A former cathedral and current church, Westminster Abbey is World Heritage site and the location of the 2011 wedding of Catherine Middleton, Duchess of Cambridge and Prince William. The historic landmark is a spectacular building and iconic sight within central London.

Getting to the Abbey

Westminster Abbey is located in central London along with many of London’s top spots. On the day I toured the landmark, I also went to see nearby Big Ben, the Eye of London, and Buckingham Palace. The abbey opens at around 9 a.m. every day except Sunday. If you are there the second it opens, the experience improves greatly. About twenty minutes after we arrived at Westminster Abbey, a gigantic group of school girls from Japan flooded the abbey. An early start is invaluable if you truly want ot experience the rich history of Westminster.

A Storied Past

Westminster Abbey was started by Queen Elizabeth I in 1560 A.D. For a very short period of time from 1546 to 1556, the Abbey was actually considered a cathedral. The first incarnation of the abbey was back in the days of Mellitus around 600 A.D. Mellitus was the Bishop of London at the time and according to tradition, a fisherman saw Saint Peter at the site. In later years, fishermen would often bring gifts of fish over to the site every year. The building of the present church officially began in 1245 by King Henry III.

The Abbey was used as the coronation site of the Norman Kings. Although it has continued in this tradition, the tradition of having royalty buried here did not start until Henry III.

Sights to See

While you are at Westminster Abbey, take advantage of the free audio tour tracks. Although you have to pay around 16 pounds to go into the abbey, the audio tour is free. As you go to each of the numbers, listen to the corresponding track on the audio tape. The history and details it offers are a great way to gain insight into the abbey and the various shrines and burial sites. Also, make sure to check out poet’s corner. Memorial stones and statues stand for all of the great poets in England’s history. Among the most famous poets would be William Shakespeare, Mary Shelley, and Lord Alfred Tennyson. At certain times of the year, visitors can also go through the small convent area in the back of the abbey and look at the actual rooms.

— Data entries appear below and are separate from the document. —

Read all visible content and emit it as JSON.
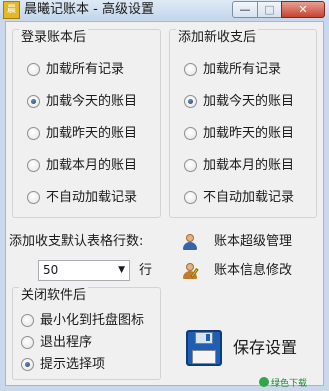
{
  "window": {
    "title": "晨曦记账本 - 高级设置",
    "app_icon_text": "晨",
    "min_glyph": "—",
    "max_glyph": "□",
    "close_glyph": "✕"
  },
  "login_group": {
    "title": "登录账本后",
    "options": [
      "加载所有记录",
      "加载今天的账目",
      "加载昨天的账目",
      "加载本月的账目",
      "不自动加载记录"
    ],
    "selected_index": 1
  },
  "add_group": {
    "title": "添加新收支后",
    "options": [
      "加载所有记录",
      "加载今天的账目",
      "加载昨天的账目",
      "加载本月的账目",
      "不自动加载记录"
    ],
    "selected_index": 1
  },
  "rows_setting": {
    "label": "添加收支默认表格行数:",
    "value": "50",
    "unit": "行"
  },
  "links": {
    "super_admin": "账本超级管理",
    "info_edit": "账本信息修改"
  },
  "close_group": {
    "title": "关闭软件后",
    "options": [
      "最小化到托盘图标",
      "退出程序",
      "提示选择项"
    ],
    "selected_index": 2
  },
  "save_button": {
    "label": "保存设置"
  },
  "watermark": {
    "text": "绿色下载"
  },
  "icons": {
    "admin": "user-icon",
    "edit": "user-edit-icon",
    "save": "floppy-disk-icon"
  }
}
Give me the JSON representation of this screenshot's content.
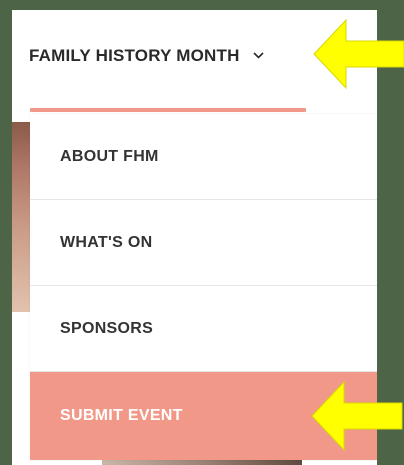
{
  "nav": {
    "title": "FAMILY HISTORY MONTH",
    "chevron": "⌄"
  },
  "menu": {
    "items": [
      {
        "label": "ABOUT FHM"
      },
      {
        "label": "WHAT'S ON"
      },
      {
        "label": "SPONSORS"
      },
      {
        "label": "SUBMIT EVENT",
        "highlighted": true
      }
    ]
  },
  "colors": {
    "background": "#4e6447",
    "accent": "#f29888",
    "highlight_row": "#f29888",
    "arrow": "#ffff00"
  },
  "icons": {
    "chevron": "chevron-down-icon",
    "arrows": "pointer-arrow-icon"
  }
}
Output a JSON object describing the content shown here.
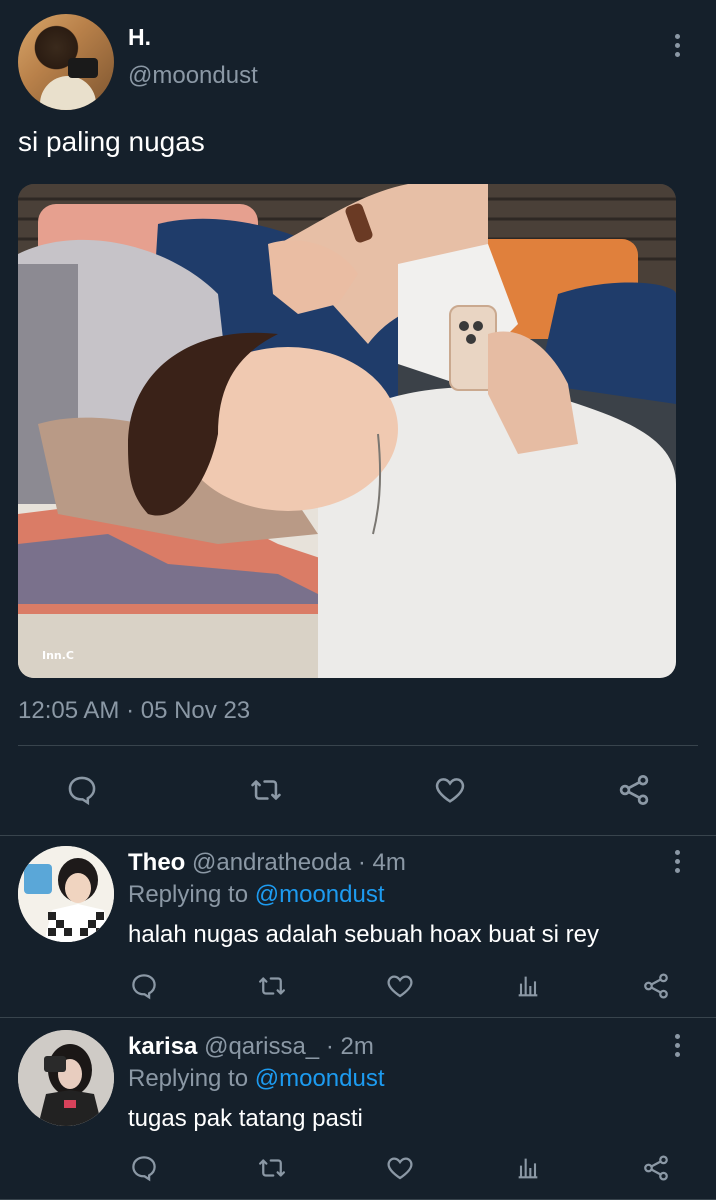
{
  "tweet": {
    "display_name": "H.",
    "handle": "@moondust",
    "text": "si paling nugas",
    "timestamp": "12:05 AM · 05 Nov 23",
    "media_watermark": "Inn.C",
    "avatar_icon": "profile-photo-camera"
  },
  "actions": {
    "reply_icon": "speech-bubble-icon",
    "retweet_icon": "retweet-icon",
    "like_icon": "heart-icon",
    "share_icon": "share-icon",
    "analytics_icon": "bar-chart-icon"
  },
  "replies": [
    {
      "name": "Theo",
      "handle": "@andratheoda",
      "time": "· 4m",
      "replying_prefix": "Replying to",
      "replying_to": "@moondust",
      "text": "halah nugas adalah sebuah hoax buat si rey"
    },
    {
      "name": "karisa",
      "handle": "@qarissa_",
      "time": "· 2m",
      "replying_prefix": "Replying to",
      "replying_to": "@moondust",
      "text": "tugas pak tatang pasti"
    }
  ],
  "colors": {
    "background": "#15202b",
    "text": "#ffffff",
    "muted": "#8b98a5",
    "link": "#1d9bf0",
    "divider": "#38444d"
  }
}
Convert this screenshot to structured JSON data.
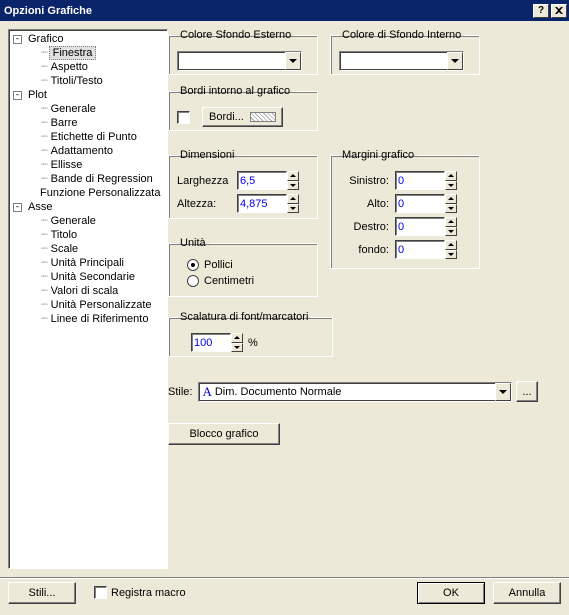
{
  "title": "Opzioni Grafiche",
  "tree": {
    "grafico": "Grafico",
    "finestra": "Finestra",
    "aspetto": "Aspetto",
    "titoli": "Titoli/Testo",
    "plot": "Plot",
    "generale": "Generale",
    "barre": "Barre",
    "etichette": "Etichette di Punto",
    "adattamento": "Adattamento",
    "ellisse": "Ellisse",
    "bande": "Bande di Regression",
    "funzione": "Funzione Personalizzata",
    "asse": "Asse",
    "a_generale": "Generale",
    "a_titolo": "Titolo",
    "a_scale": "Scale",
    "a_unitap": "Unità Principali",
    "a_unitas": "Unità Secondarie",
    "a_valori": "Valori di scala",
    "a_unitaper": "Unità Personalizzate",
    "a_linee": "Linee di Riferimento"
  },
  "groups": {
    "colore_esterno": "Colore Sfondo Esterno",
    "colore_interno": "Colore di Sfondo Interno",
    "bordi": "Bordi intorno al grafico",
    "bordi_btn": "Bordi...",
    "dimensioni": "Dimensioni",
    "larghezza": "Larghezza",
    "altezza": "Altezza:",
    "margini": "Margini grafico",
    "sinistro": "Sinistro:",
    "alto": "Alto:",
    "destro": "Destro:",
    "fondo": "fondo:",
    "unita": "Unità",
    "pollici": "Pollici",
    "centimetri": "Centimetri",
    "scalatura": "Scalatura di font/marcatori",
    "stile": "Stile:",
    "stile_val": "Dim. Documento Normale",
    "blocco": "Blocco grafico"
  },
  "values": {
    "larghezza": "6,5",
    "altezza": "4,875",
    "sinistro": "0",
    "alto": "0",
    "destro": "0",
    "fondo": "0",
    "scala": "100",
    "percent": "%"
  },
  "footer": {
    "stili": "Stili...",
    "registra": "Registra macro",
    "ok": "OK",
    "annulla": "Annulla",
    "dots": "..."
  }
}
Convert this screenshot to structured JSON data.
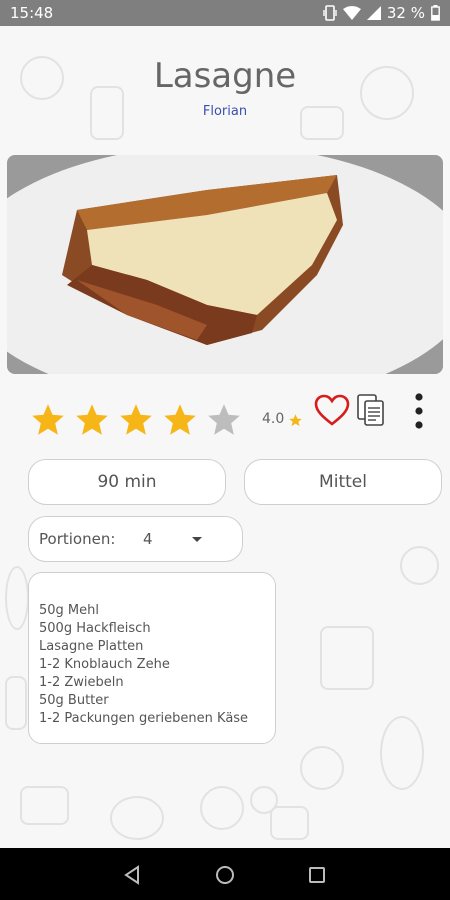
{
  "status_bar": {
    "time": "15:48",
    "battery": "32 %",
    "icons": [
      "vibrate-icon",
      "wifi-icon",
      "signal-icon",
      "battery-icon"
    ]
  },
  "recipe": {
    "title": "Lasagne",
    "author": "Florian",
    "rating_value": "4.0",
    "stars_filled": 4,
    "stars_total": 5,
    "time": "90 min",
    "difficulty": "Mittel",
    "portions_label": "Portionen:",
    "portions_value": "4",
    "ingredients": [
      "50g Mehl",
      "500g Hackfleisch",
      "Lasagne Platten",
      "1-2 Knoblauch Zehe",
      "1-2 Zwiebeln",
      "50g Butter",
      "1-2 Packungen geriebenen Käse"
    ]
  },
  "colors": {
    "star_filled": "#f6b617",
    "star_empty": "#bdbdbd",
    "heart": "#d81b1b",
    "author_link": "#3b4fb0"
  },
  "navigation": {
    "icons": [
      "back-icon",
      "home-icon",
      "recents-icon"
    ]
  }
}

Since many of these are currently occupied by the monks and docents of the abbey, visitors can not always check out this great part of Westminster Abbey’s history.

Sources

Lonely Planet London
Authors own experience